    ADS  CAS  Article  Google Scholar 

  18. 18

    Mech,L. D., McRoberts,R. E., Peterson,R. O. & Page,R. E. Relationship of deer and moose populations to previous winters' snow. J. Anim. Ecol. 56, 615–627 (1987).

    Google Scholar 

  19. 19

    Post,E. & Stenseth,N. C. Climatic variability, plant phenology, and northern ungulates. Ecology 80, 1322–1339.

  20. 20

    Peterson,R. O., Thomas,J. N., Thurber,J. M., Vucetich,J. A. & Waite,T. A. Population limitation and the wolves of Isle Royale. J. Mamm. 79, 828–841 (1998).

    Google Scholar 

  21. 21

    Thurber,J. M. & Peterson,R. O. Effects of population density and pack size on the foraging ecology of gray wolves. J. Mamm. 74, 870–889 (1993).

    Google Scholar 

  22. 22

    Schmidt,P. A. & Mech,L. D. Wolf pack size and food acquisition. Am. Nat. 150, 513–517 (1997).

    CAS  PubMed  Google Scholar 

  23. 23

    Peterson,R. O. & Page,R. E. The rise and fall of Isle Royale wolves, 1975–1986. J. Mamm. 69, 89–99 (1988).

    Google Scholar 

  24. 24

    Peterson,R. O. & Allen,D. L. Snow conditions as a parameter in moose-wolf relationships. Le Naturaliste Canadien 101, 481–492 (1974).

    Google Scholar 

  25. 25

    Kelsall,J. P. Structural adaptations of moose and deer for snow. J. Mamm. 50, 302–310 (1969).

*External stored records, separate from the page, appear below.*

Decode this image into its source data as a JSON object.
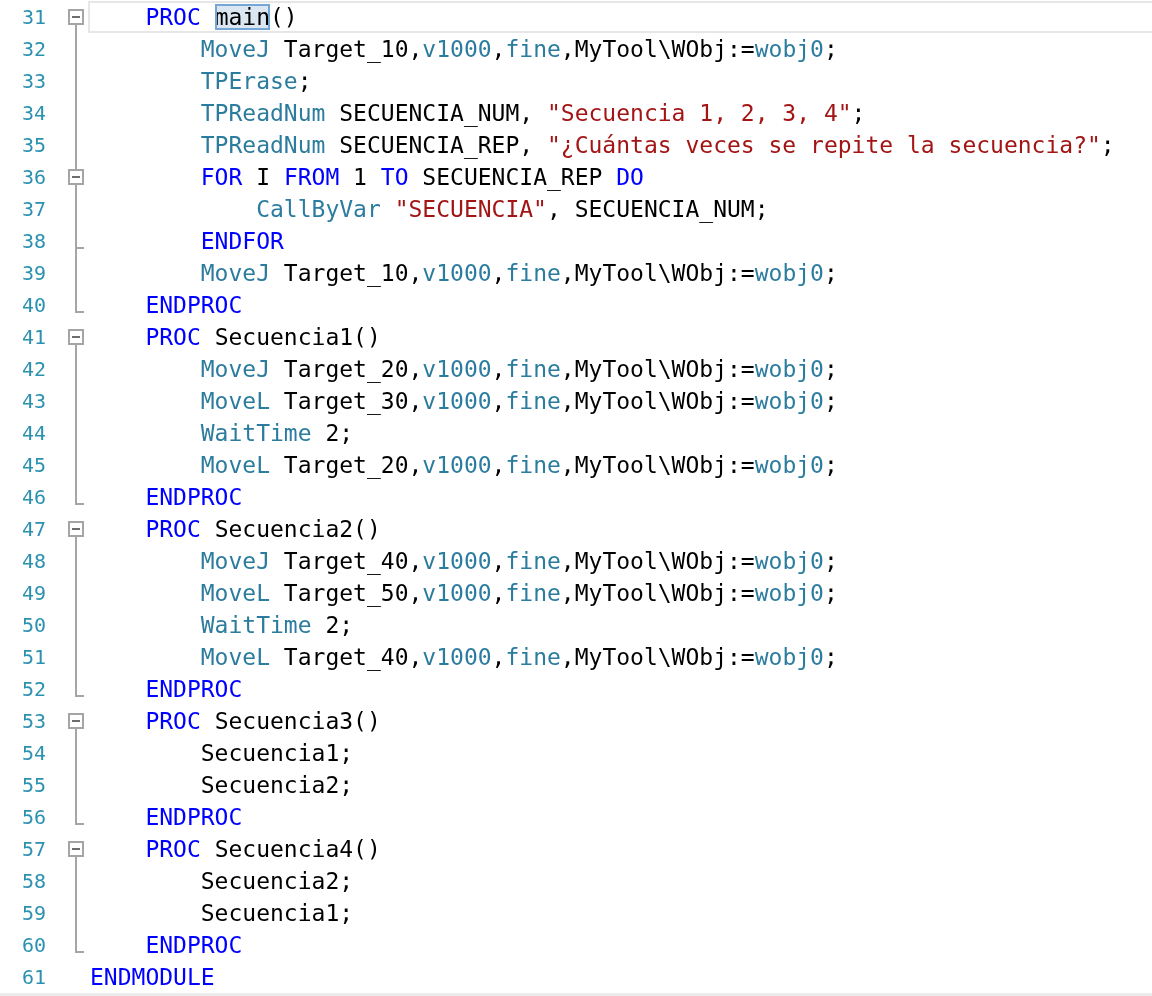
{
  "editor": {
    "lines": [
      {
        "number": "31",
        "kind": "start",
        "current": true,
        "tokens": [
          {
            "kind": "keyword",
            "text": "    PROC "
          },
          {
            "kind": "match",
            "text": "main"
          },
          {
            "kind": "plain",
            "text": "()"
          }
        ]
      },
      {
        "number": "32",
        "kind": "mid",
        "current": false,
        "tokens": [
          {
            "kind": "builtin",
            "text": "        MoveJ"
          },
          {
            "kind": "plain",
            "text": " Target_10,"
          },
          {
            "kind": "builtin",
            "text": "v1000"
          },
          {
            "kind": "plain",
            "text": ","
          },
          {
            "kind": "builtin",
            "text": "fine"
          },
          {
            "kind": "plain",
            "text": ",MyTool\\WObj:="
          },
          {
            "kind": "builtin",
            "text": "wobj0"
          },
          {
            "kind": "plain",
            "text": ";"
          }
        ]
      },
      {
        "number": "33",
        "kind": "mid",
        "current": false,
        "tokens": [
          {
            "kind": "builtin",
            "text": "        TPErase"
          },
          {
            "kind": "plain",
            "text": ";"
          }
        ]
      },
      {
        "number": "34",
        "kind": "mid",
        "current": false,
        "tokens": [
          {
            "kind": "builtin",
            "text": "        TPReadNum"
          },
          {
            "kind": "plain",
            "text": " SECUENCIA_NUM, "
          },
          {
            "kind": "string",
            "text": "\"Secuencia 1, 2, 3, 4\""
          },
          {
            "kind": "plain",
            "text": ";"
          }
        ]
      },
      {
        "number": "35",
        "kind": "mid",
        "current": false,
        "tokens": [
          {
            "kind": "builtin",
            "text": "        TPReadNum"
          },
          {
            "kind": "plain",
            "text": " SECUENCIA_REP, "
          },
          {
            "kind": "string",
            "text": "\"¿Cuántas veces se repite la secuencia?\""
          },
          {
            "kind": "plain",
            "text": ";"
          }
        ]
      },
      {
        "number": "36",
        "kind": "nested-start",
        "current": false,
        "tokens": [
          {
            "kind": "keyword",
            "text": "        FOR"
          },
          {
            "kind": "plain",
            "text": " I "
          },
          {
            "kind": "keyword",
            "text": "FROM"
          },
          {
            "kind": "plain",
            "text": " 1 "
          },
          {
            "kind": "keyword",
            "text": "TO"
          },
          {
            "kind": "plain",
            "text": " SECUENCIA_REP "
          },
          {
            "kind": "keyword",
            "text": "DO"
          }
        ]
      },
      {
        "number": "37",
        "kind": "mid",
        "current": false,
        "tokens": [
          {
            "kind": "builtin",
            "text": "            CallByVar "
          },
          {
            "kind": "string",
            "text": "\"SECUENCIA\""
          },
          {
            "kind": "plain",
            "text": ", SECUENCIA_NUM;"
          }
        ]
      },
      {
        "number": "38",
        "kind": "nested-end",
        "current": false,
        "tokens": [
          {
            "kind": "keyword",
            "text": "        ENDFOR"
          }
        ]
      },
      {
        "number": "39",
        "kind": "mid",
        "current": false,
        "tokens": [
          {
            "kind": "builtin",
            "text": "        MoveJ"
          },
          {
            "kind": "plain",
            "text": " Target_10,"
          },
          {
            "kind": "builtin",
            "text": "v1000"
          },
          {
            "kind": "plain",
            "text": ","
          },
          {
            "kind": "builtin",
            "text": "fine"
          },
          {
            "kind": "plain",
            "text": ",MyTool\\WObj:="
          },
          {
            "kind": "builtin",
            "text": "wobj0"
          },
          {
            "kind": "plain",
            "text": ";"
          }
        ]
      },
      {
        "number": "40",
        "kind": "end",
        "current": false,
        "tokens": [
          {
            "kind": "keyword",
            "text": "    ENDPROC"
          }
        ]
      },
      {
        "number": "41",
        "kind": "start",
        "current": false,
        "tokens": [
          {
            "kind": "keyword",
            "text": "    PROC"
          },
          {
            "kind": "plain",
            "text": " Secuencia1()"
          }
        ]
      },
      {
        "number": "42",
        "kind": "mid",
        "current": false,
        "tokens": [
          {
            "kind": "builtin",
            "text": "        MoveJ"
          },
          {
            "kind": "plain",
            "text": " Target_20,"
          },
          {
            "kind": "builtin",
            "text": "v1000"
          },
          {
            "kind": "plain",
            "text": ","
          },
          {
            "kind": "builtin",
            "text": "fine"
          },
          {
            "kind": "plain",
            "text": ",MyTool\\WObj:="
          },
          {
            "kind": "builtin",
            "text": "wobj0"
          },
          {
            "kind": "plain",
            "text": ";"
          }
        ]
      },
      {
        "number": "43",
        "kind": "mid",
        "current": false,
        "tokens": [
          {
            "kind": "builtin",
            "text": "        MoveL"
          },
          {
            "kind": "plain",
            "text": " Target_30,"
          },
          {
            "kind": "builtin",
            "text": "v1000"
          },
          {
            "kind": "plain",
            "text": ","
          },
          {
            "kind": "builtin",
            "text": "fine"
          },
          {
            "kind": "plain",
            "text": ",MyTool\\WObj:="
          },
          {
            "kind": "builtin",
            "text": "wobj0"
          },
          {
            "kind": "plain",
            "text": ";"
          }
        ]
      },
      {
        "number": "44",
        "kind": "mid",
        "current": false,
        "tokens": [
          {
            "kind": "builtin",
            "text": "        WaitTime"
          },
          {
            "kind": "plain",
            "text": " 2;"
          }
        ]
      },
      {
        "number": "45",
        "kind": "mid",
        "current": false,
        "tokens": [
          {
            "kind": "builtin",
            "text": "        MoveL"
          },
          {
            "kind": "plain",
            "text": " Target_20,"
          },
          {
            "kind": "builtin",
            "text": "v1000"
          },
          {
            "kind": "plain",
            "text": ","
          },
          {
            "kind": "builtin",
            "text": "fine"
          },
          {
            "kind": "plain",
            "text": ",MyTool\\WObj:="
          },
          {
            "kind": "builtin",
            "text": "wobj0"
          },
          {
            "kind": "plain",
            "text": ";"
          }
        ]
      },
      {
        "number": "46",
        "kind": "end",
        "current": false,
        "tokens": [
          {
            "kind": "keyword",
            "text": "    ENDPROC"
          }
        ]
      },
      {
        "number": "47",
        "kind": "start",
        "current": false,
        "tokens": [
          {
            "kind": "keyword",
            "text": "    PROC"
          },
          {
            "kind": "plain",
            "text": " Secuencia2()"
          }
        ]
      },
      {
        "number": "48",
        "kind": "mid",
        "current": false,
        "tokens": [
          {
            "kind": "builtin",
            "text": "        MoveJ"
          },
          {
            "kind": "plain",
            "text": " Target_40,"
          },
          {
            "kind": "builtin",
            "text": "v1000"
          },
          {
            "kind": "plain",
            "text": ","
          },
          {
            "kind": "builtin",
            "text": "fine"
          },
          {
            "kind": "plain",
            "text": ",MyTool\\WObj:="
          },
          {
            "kind": "builtin",
            "text": "wobj0"
          },
          {
            "kind": "plain",
            "text": ";"
          }
        ]
      },
      {
        "number": "49",
        "kind": "mid",
        "current": false,
        "tokens": [
          {
            "kind": "builtin",
            "text": "        MoveL"
          },
          {
            "kind": "plain",
            "text": " Target_50,"
          },
          {
            "kind": "builtin",
            "text": "v1000"
          },
          {
            "kind": "plain",
            "text": ","
          },
          {
            "kind": "builtin",
            "text": "fine"
          },
          {
            "kind": "plain",
            "text": ",MyTool\\WObj:="
          },
          {
            "kind": "builtin",
            "text": "wobj0"
          },
          {
            "kind": "plain",
            "text": ";"
          }
        ]
      },
      {
        "number": "50",
        "kind": "mid",
        "current": false,
        "tokens": [
          {
            "kind": "builtin",
            "text": "        WaitTime"
          },
          {
            "kind": "plain",
            "text": " 2;"
          }
        ]
      },
      {
        "number": "51",
        "kind": "mid",
        "current": false,
        "tokens": [
          {
            "kind": "builtin",
            "text": "        MoveL"
          },
          {
            "kind": "plain",
            "text": " Target_40,"
          },
          {
            "kind": "builtin",
            "text": "v1000"
          },
          {
            "kind": "plain",
            "text": ","
          },
          {
            "kind": "builtin",
            "text": "fine"
          },
          {
            "kind": "plain",
            "text": ",MyTool\\WObj:="
          },
          {
            "kind": "builtin",
            "text": "wobj0"
          },
          {
            "kind": "plain",
            "text": ";"
          }
        ]
      },
      {
        "number": "52",
        "kind": "end",
        "current": false,
        "tokens": [
          {
            "kind": "keyword",
            "text": "    ENDPROC"
          }
        ]
      },
      {
        "number": "53",
        "kind": "start",
        "current": false,
        "tokens": [
          {
            "kind": "keyword",
            "text": "    PROC"
          },
          {
            "kind": "plain",
            "text": " Secuencia3()"
          }
        ]
      },
      {
        "number": "54",
        "kind": "mid",
        "current": false,
        "tokens": [
          {
            "kind": "plain",
            "text": "        Secuencia1;"
          }
        ]
      },
      {
        "number": "55",
        "kind": "mid",
        "current": false,
        "tokens": [
          {
            "kind": "plain",
            "text": "        Secuencia2;"
          }
        ]
      },
      {
        "number": "56",
        "kind": "end",
        "current": false,
        "tokens": [
          {
            "kind": "keyword",
            "text": "    ENDPROC"
          }
        ]
      },
      {
        "number": "57",
        "kind": "start",
        "current": false,
        "tokens": [
          {
            "kind": "keyword",
            "text": "    PROC"
          },
          {
            "kind": "plain",
            "text": " Secuencia4()"
          }
        ]
      },
      {
        "number": "58",
        "kind": "mid",
        "current": false,
        "tokens": [
          {
            "kind": "plain",
            "text": "        Secuencia2;"
          }
        ]
      },
      {
        "number": "59",
        "kind": "mid",
        "current": false,
        "tokens": [
          {
            "kind": "plain",
            "text": "        Secuencia1;"
          }
        ]
      },
      {
        "number": "60",
        "kind": "end",
        "current": false,
        "tokens": [
          {
            "kind": "keyword",
            "text": "    ENDPROC"
          }
        ]
      },
      {
        "number": "61",
        "kind": "none",
        "current": false,
        "tokens": [
          {
            "kind": "keyword",
            "text": "ENDMODULE"
          }
        ]
      }
    ]
  }
}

    Google Scholar 

  26. 26

    Molvar,E. M. & Bowyer,R. T. Moose herbivory, browse quality, and nutrient cycling in an Alaskan treeline community. Oecologia 94, 472–479 (1993).

    ADS  PubMed  Google Scholar 

  27. 27

    Mech,L. D. The Wolf (Univ. Minnesota Press, 1970).

    Google Scholar 

  28. 28

    Ben-David,M., Bowyer,R. T., Duffy,L. K., Roby,D. D. & Schell,D. M. Social behavior and ecosystem processes: river otter latrines and nutrient dynamics of terrestrial vegetation. Ecology 79, 2567–2571 (1998).

    Google Scholar 

  29. 29

    Beckerman,A. P., Uriarte,M. & Schmitz,O. J. Experimental evidence for a behavior-mediated trophic cascade in a terrestrial food chain. Proc. Natl Acad. Sci. USA 94, 10735–10738 (1997).

    ADS  CAS  PubMed  Google Scholar 

  30. 30

    Schmitz,O. J., Beckerman,A. P. & O'Brien,K. M. Behaviorally mediated trophic cascades: effects of predation risk on food web interactions. Ecology 78, 1388–1399 (1997).

    Google Scholar 

Download references


We thank the U.S. National Science Foundation for grants to E.P. and R.O.P., the US National Park Service and Earthwatch for grants to R.O.P. and the Norwegian Science Council (NFR) for a grant to N.C.S. We thank G.-P. Saetre for discussions.

Author information



Corresponding author

Correspondence to Eric Post.

Rights and permissions

Reprints and Permissions

About this article

Cite this article

Post, E., Peterson, R., Stenseth, N. et al. Ecosystem consequences of wolf behavioural response to climate. Nature 401, 905–907 (1999).

Download citation

Further reading


By submitting a comment you agree to abide by our Terms and Community Guidelines. If you find something abusive or that does not comply with our terms or guidelines please flag it as inappropriate.


Quick links

Nature Briefing

Sign up for the Nature Briefing newsletter — what matters in science, free to your inbox daily.

Get the most important science stories of the day, free in your inbox. Sign up for Nature Briefing